Single parents are hard working people. Basically they are doing the job of two people. This is especially true if there has been a death in the family or if there is no other parent on the scene. They could be parenting alone due to death, desertion or a never married situation.
Sometimes the other parent will live in another part of the country or they have no interest in staying connected to their child. Other single parents who are divorced share custody with the other parent. Even though they share custody, having the sole responsibility in your own home is still difficult.
Single Parent Day is March 21st. This day doesn’t get as much attention as the regular Mother’s Day or Father’s Day and yet it is a very important day for many single parents.
According to Jennifer Wolf on About.com Single Parents this day is set aside for “honoring the single parent who is basically doing double duty” and “giving them some respect.” She says the idea for this day started back in 1984.
For years I had no idea there was a national “Single Parent Day”. When I heard about it I went to the church I was in and asked if they could celebrate the single parents when March 21st fell on a Sunday. I was met with rejection and questioning of “Why would we want to celebrate people who are divorced?” Let alone that not every divorcing single parent wants a divorce. It only takes one person to get a divorce in this day and age. And also what about the single parent that is parenting alone because their spouse died?
Over the years I’ve thought long and hard about the attitude that particular church had. I believe things have changed over the years and church ministers and leaders have a better attitude toward single parents. I know this is not the case in many churches because I run into church leaders who still don’t recognize that single parents need the local church. When one in three children in the U. S. lives in a single parent home, it is time to recognize the importance of supporting this population. That equates to more than 14 million parents raising their children alone. And most of them do it outside the church and without a church family.
It takes gumption, fortitude, energy, dignity, courage, guts, nerve, strength, grit, stamina, determination and staying power to survive parenting alone. I know. I did it myself. My children were 8 and 12 when their dad left. Today they are wonderful adults contributing to our society and raising children of their own. My daughter is a Master Sergeant in the Air Force. Two years ago she was deployed to Afghanistan. She served her time there with dignity and honor for our country. My son is a doctor in Denton, TX. Both are married.
While every single parent can celebrate Mother’s Day or Father’s Day, many times they are not with their children on those special days. For many single parents those days are hurtful days. I know for myself Mother’s Day was the one day out of the entire year that I dreaded the most.

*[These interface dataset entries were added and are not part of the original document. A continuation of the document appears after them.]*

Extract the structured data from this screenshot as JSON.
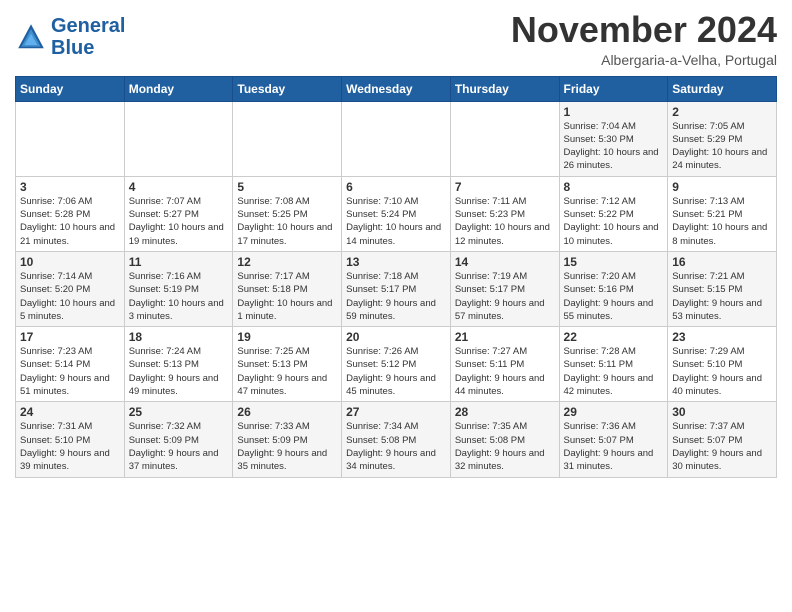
{
  "logo": {
    "line1": "General",
    "line2": "Blue"
  },
  "header": {
    "month": "November 2024",
    "location": "Albergaria-a-Velha, Portugal"
  },
  "weekdays": [
    "Sunday",
    "Monday",
    "Tuesday",
    "Wednesday",
    "Thursday",
    "Friday",
    "Saturday"
  ],
  "weeks": [
    [
      {
        "day": "",
        "info": ""
      },
      {
        "day": "",
        "info": ""
      },
      {
        "day": "",
        "info": ""
      },
      {
        "day": "",
        "info": ""
      },
      {
        "day": "",
        "info": ""
      },
      {
        "day": "1",
        "info": "Sunrise: 7:04 AM\nSunset: 5:30 PM\nDaylight: 10 hours and 26 minutes."
      },
      {
        "day": "2",
        "info": "Sunrise: 7:05 AM\nSunset: 5:29 PM\nDaylight: 10 hours and 24 minutes."
      }
    ],
    [
      {
        "day": "3",
        "info": "Sunrise: 7:06 AM\nSunset: 5:28 PM\nDaylight: 10 hours and 21 minutes."
      },
      {
        "day": "4",
        "info": "Sunrise: 7:07 AM\nSunset: 5:27 PM\nDaylight: 10 hours and 19 minutes."
      },
      {
        "day": "5",
        "info": "Sunrise: 7:08 AM\nSunset: 5:25 PM\nDaylight: 10 hours and 17 minutes."
      },
      {
        "day": "6",
        "info": "Sunrise: 7:10 AM\nSunset: 5:24 PM\nDaylight: 10 hours and 14 minutes."
      },
      {
        "day": "7",
        "info": "Sunrise: 7:11 AM\nSunset: 5:23 PM\nDaylight: 10 hours and 12 minutes."
      },
      {
        "day": "8",
        "info": "Sunrise: 7:12 AM\nSunset: 5:22 PM\nDaylight: 10 hours and 10 minutes."
      },
      {
        "day": "9",
        "info": "Sunrise: 7:13 AM\nSunset: 5:21 PM\nDaylight: 10 hours and 8 minutes."
      }
    ],
    [
      {
        "day": "10",
        "info": "Sunrise: 7:14 AM\nSunset: 5:20 PM\nDaylight: 10 hours and 5 minutes."
      },
      {
        "day": "11",
        "info": "Sunrise: 7:16 AM\nSunset: 5:19 PM\nDaylight: 10 hours and 3 minutes."
      },
      {
        "day": "12",
        "info": "Sunrise: 7:17 AM\nSunset: 5:18 PM\nDaylight: 10 hours and 1 minute."
      },
      {
        "day": "13",
        "info": "Sunrise: 7:18 AM\nSunset: 5:17 PM\nDaylight: 9 hours and 59 minutes."
      },
      {
        "day": "14",
        "info": "Sunrise: 7:19 AM\nSunset: 5:17 PM\nDaylight: 9 hours and 57 minutes."
      },
      {
        "day": "15",
        "info": "Sunrise: 7:20 AM\nSunset: 5:16 PM\nDaylight: 9 hours and 55 minutes."
      },
      {
        "day": "16",
        "info": "Sunrise: 7:21 AM\nSunset: 5:15 PM\nDaylight: 9 hours and 53 minutes."
      }
    ],
    [
      {
        "day": "17",
        "info": "Sunrise: 7:23 AM\nSunset: 5:14 PM\nDaylight: 9 hours and 51 minutes."
      },
      {
        "day": "18",
        "info": "Sunrise: 7:24 AM\nSunset: 5:13 PM\nDaylight: 9 hours and 49 minutes."
      },
      {
        "day": "19",
        "info": "Sunrise: 7:25 AM\nSunset: 5:13 PM\nDaylight: 9 hours and 47 minutes."
      },
      {
        "day": "20",
        "info": "Sunrise: 7:26 AM\nSunset: 5:12 PM\nDaylight: 9 hours and 45 minutes."
      },
      {
        "day": "21",
        "info": "Sunrise: 7:27 AM\nSunset: 5:11 PM\nDaylight: 9 hours and 44 minutes."
      },
      {
        "day": "22",
        "info": "Sunrise: 7:28 AM\nSunset: 5:11 PM\nDaylight: 9 hours and 42 minutes."
      },
      {
        "day": "23",
        "info": "Sunrise: 7:29 AM\nSunset: 5:10 PM\nDaylight: 9 hours and 40 minutes."
      }
    ],
    [
      {
        "day": "24",
        "info": "Sunrise: 7:31 AM\nSunset: 5:10 PM\nDaylight: 9 hours and 39 minutes."
      },
      {
        "day": "25",
        "info": "Sunrise: 7:32 AM\nSunset: 5:09 PM\nDaylight: 9 hours and 37 minutes."
      },
      {
        "day": "26",
        "info": "Sunrise: 7:33 AM\nSunset: 5:09 PM\nDaylight: 9 hours and 35 minutes."
      },
      {
        "day": "27",
        "info": "Sunrise: 7:34 AM\nSunset: 5:08 PM\nDaylight: 9 hours and 34 minutes."
      },
      {
        "day": "28",
        "info": "Sunrise: 7:35 AM\nSunset: 5:08 PM\nDaylight: 9 hours and 32 minutes."
      },
      {
        "day": "29",
        "info": "Sunrise: 7:36 AM\nSunset: 5:07 PM\nDaylight: 9 hours and 31 minutes."
      },
      {
        "day": "30",
        "info": "Sunrise: 7:37 AM\nSunset: 5:07 PM\nDaylight: 9 hours and 30 minutes."
      }
    ]
  ]
}
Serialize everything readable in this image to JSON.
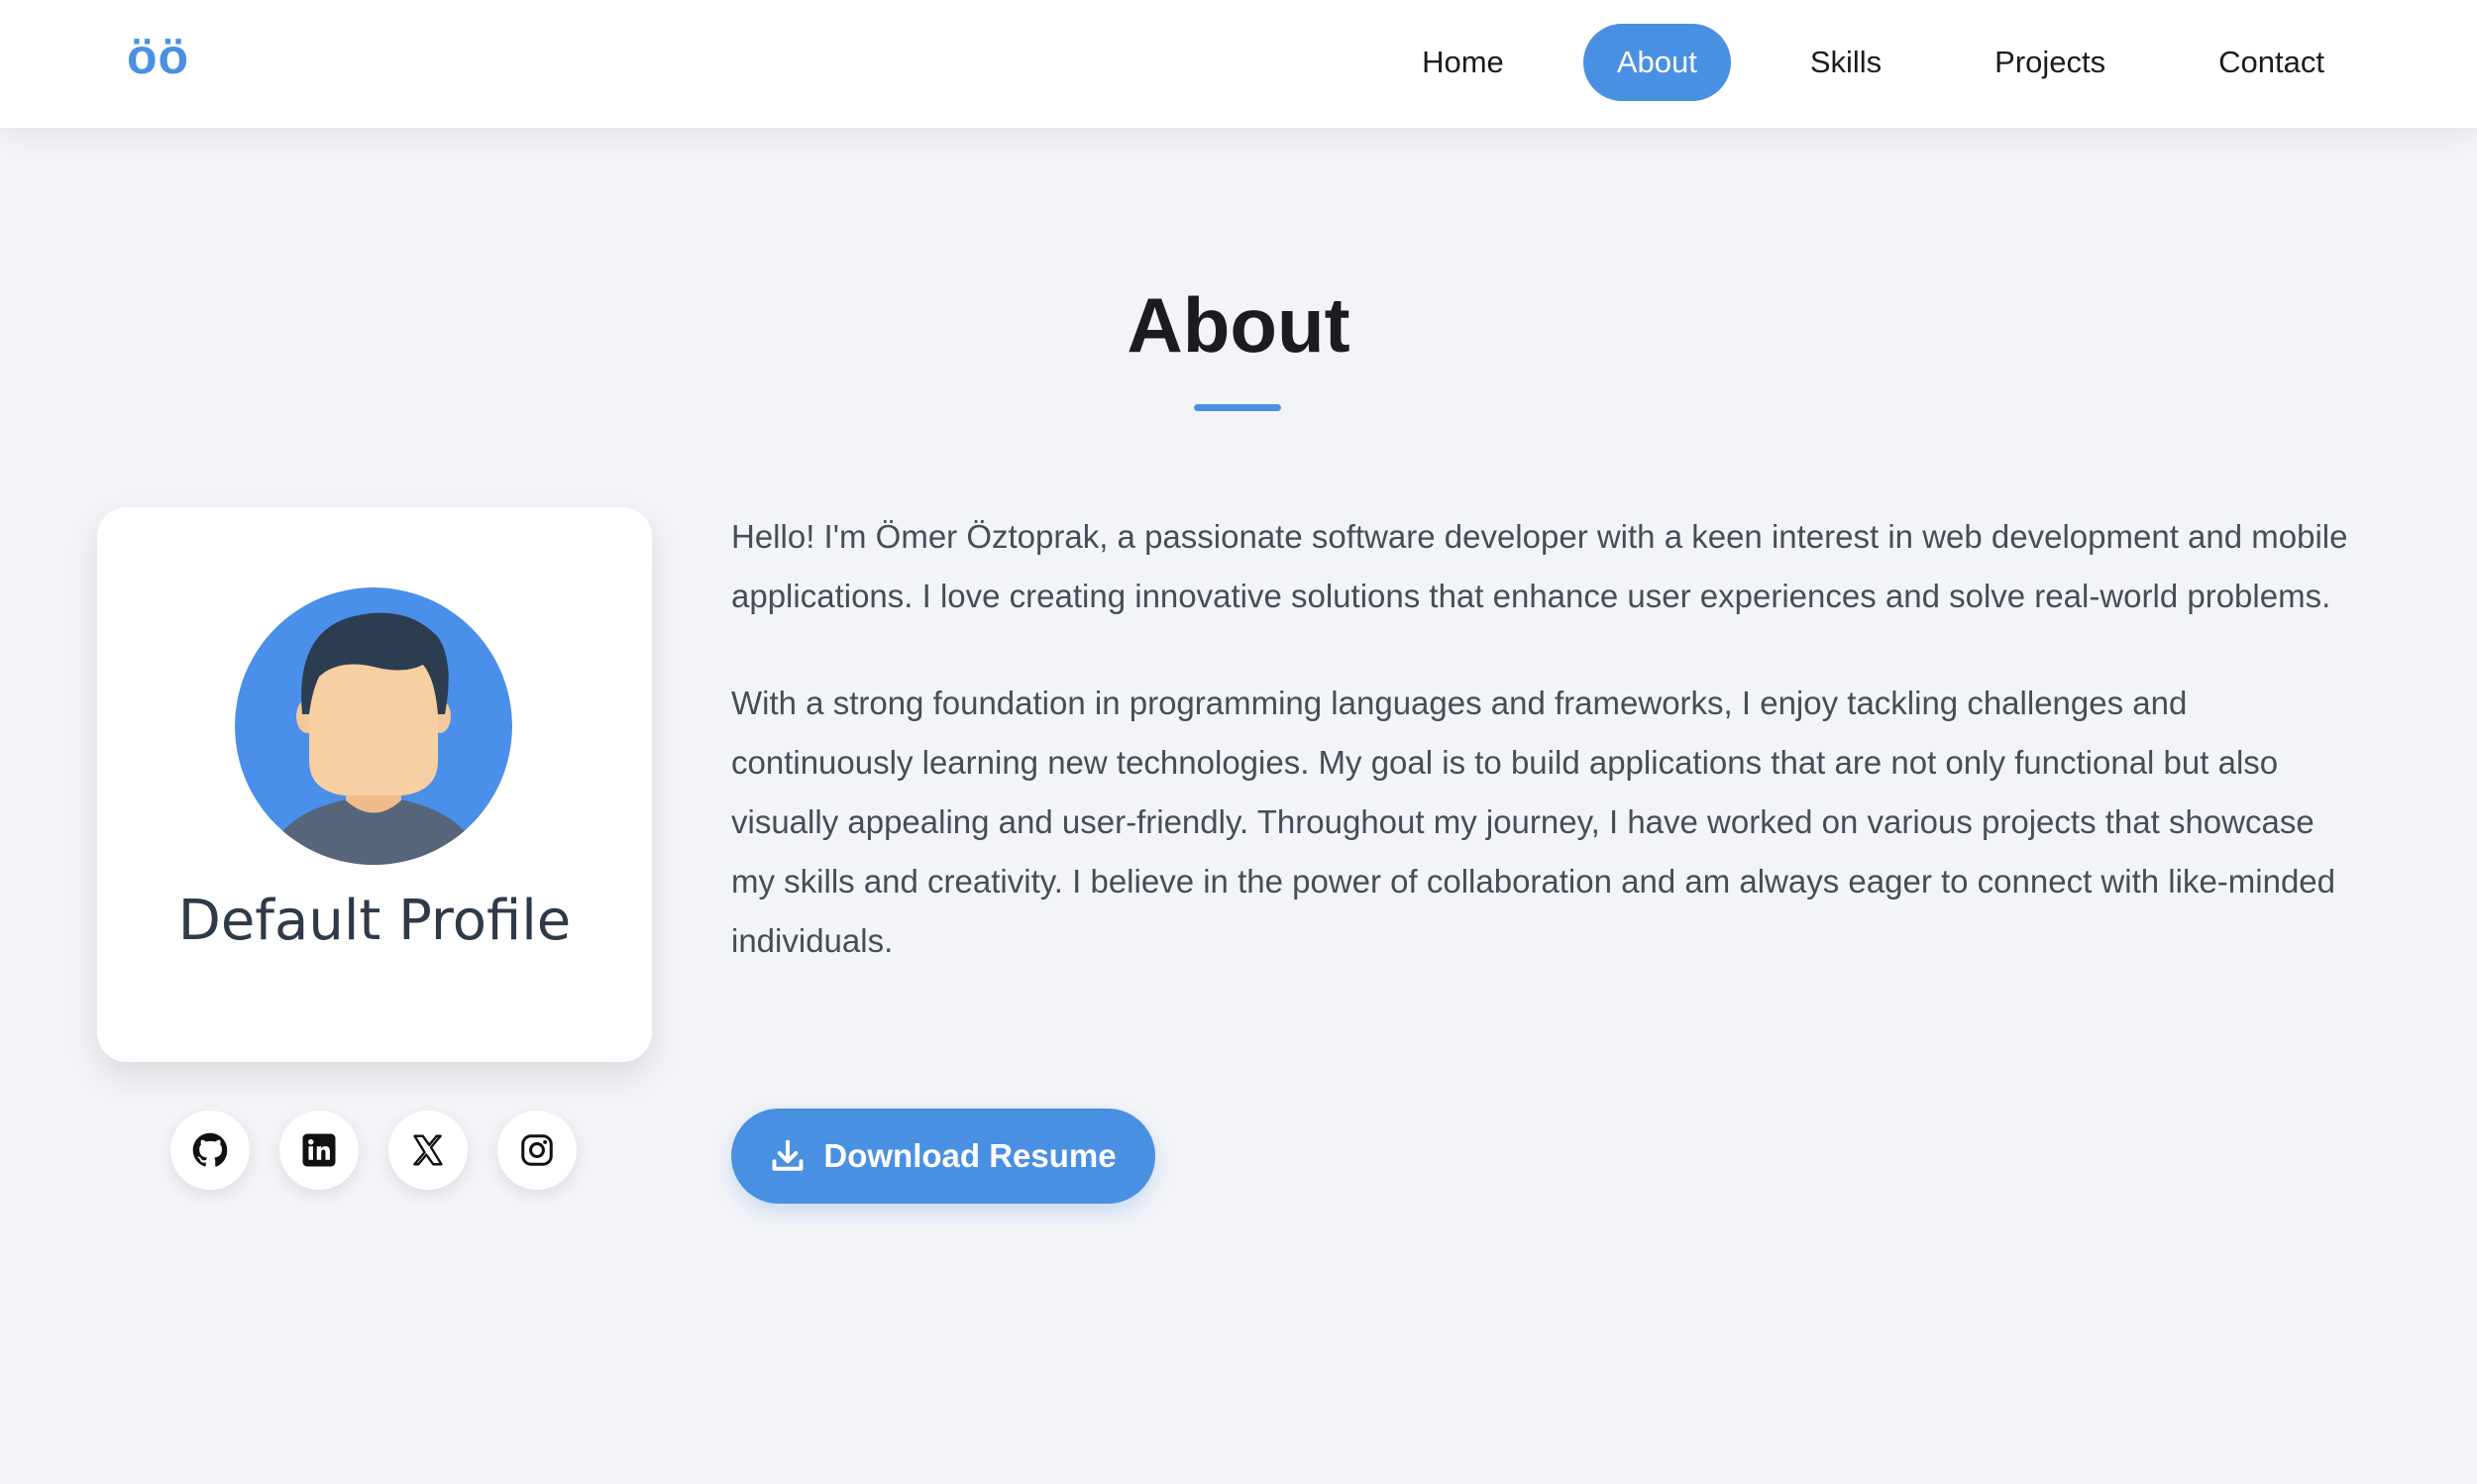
{
  "navbar": {
    "logo": "öö",
    "items": [
      {
        "label": "Home",
        "active": false
      },
      {
        "label": "About",
        "active": true
      },
      {
        "label": "Skills",
        "active": false
      },
      {
        "label": "Projects",
        "active": false
      },
      {
        "label": "Contact",
        "active": false
      }
    ]
  },
  "about": {
    "title": "About",
    "profile_name": "Default Profile",
    "paragraphs": [
      "Hello! I'm Ömer Öztoprak, a passionate software developer with a keen interest in web development and mobile applications. I love creating innovative solutions that enhance user experiences and solve real-world problems.",
      "With a strong foundation in programming languages and frameworks, I enjoy tackling challenges and continuously learning new technologies. My goal is to build applications that are not only functional but also visually appealing and user-friendly. Throughout my journey, I have worked on various projects that showcase my skills and creativity. I believe in the power of collaboration and am always eager to connect with like-minded individuals."
    ],
    "resume_button": "Download Resume",
    "socials": [
      "github-icon",
      "linkedin-icon",
      "x-icon",
      "instagram-icon"
    ]
  },
  "colors": {
    "accent": "#4a90e2",
    "background": "#f3f4f7",
    "text": "#474d57"
  }
}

I remember more than one Mother’s Day sitting in church totally alone and standing in the church parking lot watching happy families head out to celebrate the mother in the family at a local restaurant
Why not celebrate a single parent you know on March 21st. You can do this by:
- Give them a call and thank them for raising their children alone
- Hand them a card that says, “Thank You” or “Happy Single Parent Day” (you may have make up your own card)
- Hand them a gift certificate for a local fast food place or nice restaurant
- Take them out for lunch this Sunday (even thought SPD is Friday, most will be very happy with a celebration on Sunday)
- Send them a plant or bunch of flowers
- Hand them a rose or carnation at church this Sunday
- Offer to take the kids for a day so the single mom or dad can have a day to himself or herself. Many single parents are on 24/7 with no help and no break.
Get creative and think of a way you can celebrate the life of a single parent in your church. Share your idea with the rest of us in the comment section.
Linda Ranson Jacobs is one of the forefront leaders in the area of children and divorce. She developed and created the DivorceCare for Kids programs. DC4K is an international program for churches to use to help children of divorced parents find healing within the arms of a loving church family. As a speaker, author, trainer, program developer and child care center owner, Linda has assisted countless families by modeling and acting on the healing love she has found in Jesus Christ. Linda offers support, encouragement and suggestions to help those working with the child of divorce. She serves as DC4K Ambassador (http://www.dc4k.org) and can be reached via email at firstname.lastname@example.org. You can find additional articles from Linda on her blog at http://blog.dc4k.org/.
Free articles and devotions for single parent families in your church can be found at Linda’s website Healthy Loving Partnerships for Our Kids (http://www.hlp4.com).